Nostalgia is a interesting thing. It comes and goes randomly through my days and weeks – things trigger a memory here and there.
Most times the memories are a wonderful visit from the past and make me smile. Lately I’ve been thinking about my grandfather. He passed away when I was much younger and it’s almost a small miracle that his memory lives on so strongly after all these years.
I think having kids helps bring these memories back. The games we play, the silliness – certain things we do as a family remind me of my wonderful time with my Pappy. He was just the silliest with us. Setting me on his knee and telling me that I had to sit still or else I would have to get down….then bounce his knee (and me) up and down while play/scolding me about sitting still. Over and over again until I couldn’t see straight through all the laughing.
He taught me about gardening – letting me pick the ripe fruit and vegetables while proudly showing them to anyone who would pay attention, like I had grown them myself or something. The biggest sunflowers always came from Pappy’s garden – towering so far above my head it was like they were actually part of the sky.
We rode horses, fed chickens and goats, and hiked deep into the woods. He took me rattlesnake hunting and never once made me feel like a girl.

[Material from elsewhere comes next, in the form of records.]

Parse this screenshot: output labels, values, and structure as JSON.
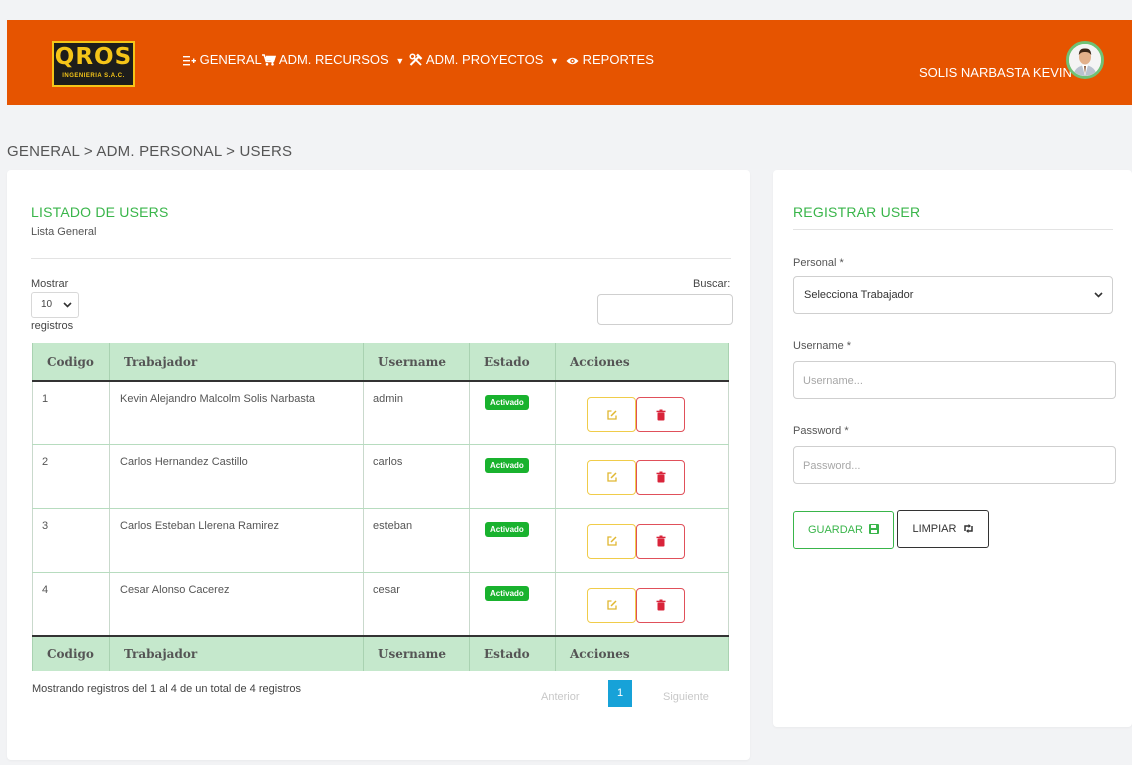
{
  "brand": {
    "logo_text": "QROS",
    "logo_subtext": "INGENIERIA S.A.C.",
    "color_primary": "#e65400",
    "color_logo": "#f5c518"
  },
  "nav": {
    "items": [
      {
        "label": "GENERAL",
        "icon": "list-plus-icon",
        "dropdown": true
      },
      {
        "label": "ADM. RECURSOS",
        "icon": "cart-icon",
        "dropdown": true
      },
      {
        "label": "ADM. PROYECTOS",
        "icon": "tools-icon",
        "dropdown": true
      },
      {
        "label": "REPORTES",
        "icon": "eye-icon",
        "dropdown": false
      }
    ],
    "user_name": "SOLIS NARBASTA KEVIN"
  },
  "breadcrumb": "GENERAL > ADM. PERSONAL > USERS",
  "list": {
    "title": "LISTADO DE USERS",
    "subtitle": "Lista General",
    "show_label": "Mostrar",
    "page_length": "10",
    "records_label": "registros",
    "search_label": "Buscar:",
    "columns": [
      "Codigo",
      "Trabajador",
      "Username",
      "Estado",
      "Acciones"
    ],
    "rows": [
      {
        "codigo": "1",
        "trabajador": "Kevin Alejandro Malcolm Solis Narbasta",
        "username": "admin",
        "estado": "Activado"
      },
      {
        "codigo": "2",
        "trabajador": "Carlos Hernandez Castillo",
        "username": "carlos",
        "estado": "Activado"
      },
      {
        "codigo": "3",
        "trabajador": "Carlos Esteban Llerena Ramirez",
        "username": "esteban",
        "estado": "Activado"
      },
      {
        "codigo": "4",
        "trabajador": "Cesar Alonso Cacerez",
        "username": "cesar",
        "estado": "Activado"
      }
    ],
    "info": "Mostrando registros del 1 al 4 de un total de 4 registros",
    "pagination": {
      "prev": "Anterior",
      "current": "1",
      "next": "Siguiente"
    },
    "color_header": "#c5e8cc",
    "color_badge": "#19b22e"
  },
  "form": {
    "title": "REGISTRAR USER",
    "personal_label": "Personal *",
    "personal_value": "Selecciona Trabajador",
    "username_label": "Username *",
    "username_placeholder": "Username...",
    "password_label": "Password *",
    "password_placeholder": "Password...",
    "save_label": "GUARDAR",
    "clear_label": "LIMPIAR",
    "color_accent": "#39b54a"
  }
}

He showed me how to skin and cook the snake over the smoky charcoal grates – smiling widely when I crossed my arms over my chest and refused to even try a bite.
I remember him scolding me once for talking rudely to my Memaw (I deserved it) – fiercely protective of his family and even more stern about how children should respect their elders. I never remember him hugging me although I felt loved by him all of my life.
His last days were filled with struggles. A couple of strokes sent him more frequently to the hospital and by the end…well, we all knew he wasn’t going to come home again – he included. For a variety of reasons, I was one of the few family members that was actually at the hospital with Pappy – holding his hand and my Memaw’s too. And one quiet moment, when it was just the two of us – he woke up, looked at me and said, “I am so proud of you and I love you,” squeezing my hand before drifting off again.
Those were the last words he spoke to me. They still ring solid in my heart and could not have come at a better moment in my messed up life.
Then he was gone. But he’s really not. Like all our loved ones, they imprint our hearts and our minds and never let go.
The whole reason I even started writing about this today is because of a silly thing called rainbow sherbet. Have you guys heard of it? Pappy used to eat a big bowl of rainbow sherbet after dinner and he would always share some with me – a frozen dessert of lime, pineapple and orange flavors – similar to ice cream but with fruity flavors.
So the other day I had some melon and pineapple and went to work making frozen fruit treats for the kids and I. And just like that, I ended up making a rainbow sherbert and immediately thought of my Pappy. His big smile when he handed me my little bowl and us sitting next to each other enjoying the swirly flavors and each others company. So I did the same with the kiddos today. A celebration of yesterday, today, and tomorrow. You can make these into pops if you don’t want to scoop out the frozen fruit, but either way I hope they make some wonderful memories for your family too.
rainbow fruit sorbet
makes three loaf pans – one of each flavor
1 honeydew melon
Cut the rind from the cantaloupe and remove the seeds. Cut the melon into 1 inch-ish pieces and place in a single layer on a large plate or baking sheet. Put the plate into the freezer for 30 minutes, or until the melon is frozen solid.
Once the melon is frozen, remove it from the freezer and place it into a food processor fitted with the blade attachment. Run the processor until the melon is broken down and a little slushy (you might need to add just a bit of water if your melon is not super juicy already.) Once the melon is blended, pour it into a loaf pan and place it back into the freezer.
Repeat the process with the honeydew melon and the pineapple until you have three different flavors in the loaf pans.
Using an ice cream scoop that has been dipped in hot water, scoop out the flavors and place into a bowl. Store any unused sorbet in the freezer, wrapped in plastic for about a week.
my notes: If you want to make popsicles instead of scoops – pour the blended fruit into the molds, layering each flavor on top of the other.